Earlier, the ECB injected more than $57 billion into the banking system as a measure to calm liquidity fears. Shortly after the opening bell, the Fed announced it added a total of $31.25 billion to its own system by way of a series of repurchase operations.
Paul Mendelsohn, chief investment officer with Windham Financial, said that the rate decision by the ECB and Bank of England should have no bearing on what the Fed will do at its Sept. 18 policy meeting.
"The Fed is in a different position than the ECB. European banks may be holding securities, but they're not the source of the mortgage problem," he said. "This credit problem is more of a problem for the U.S. economy than foreign economies. If the European central banks had cut rates, it would've made an impact. Leaving rates unchanged won't really affect us."
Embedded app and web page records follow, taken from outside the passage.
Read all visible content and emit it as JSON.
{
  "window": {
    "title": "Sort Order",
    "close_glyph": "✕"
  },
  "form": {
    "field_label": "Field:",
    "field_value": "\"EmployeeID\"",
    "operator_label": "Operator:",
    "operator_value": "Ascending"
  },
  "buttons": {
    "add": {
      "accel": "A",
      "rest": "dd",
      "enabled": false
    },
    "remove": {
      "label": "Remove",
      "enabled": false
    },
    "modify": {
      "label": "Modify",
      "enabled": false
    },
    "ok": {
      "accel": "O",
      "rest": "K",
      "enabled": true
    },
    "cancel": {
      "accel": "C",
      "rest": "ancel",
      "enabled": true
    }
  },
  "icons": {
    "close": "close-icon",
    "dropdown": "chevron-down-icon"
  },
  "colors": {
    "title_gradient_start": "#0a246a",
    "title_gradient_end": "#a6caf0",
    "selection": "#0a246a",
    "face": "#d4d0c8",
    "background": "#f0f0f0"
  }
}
Elsewhere, the People's Bank of China, trying to keep a lid on inflation, raised the reserve requirements for banks for the seventh time in 2007. Now, 12.5% of deposits will have to be held in reserve, up from the prior 12%.
Major overseas markets were generally higher. London's FTSE 100, the Paris' CAC 40 and Germany's Xetra Dax were all up 0.5%. Overnight in Asia, Japan's Nikkei 225 added 0.6%, while Hong Kong's Hang Seng eased 0.1%.
Crude oil rose 57 cents to close at $76.30 a barrel after the Energy Department's weekly inventory report showed bigger-than-anticipated declines in gasoline and crude stocks. Also supporting higher prices was more violence in the Middle East, where Syria claims to have fired on Israeli aircraft that crossed its border.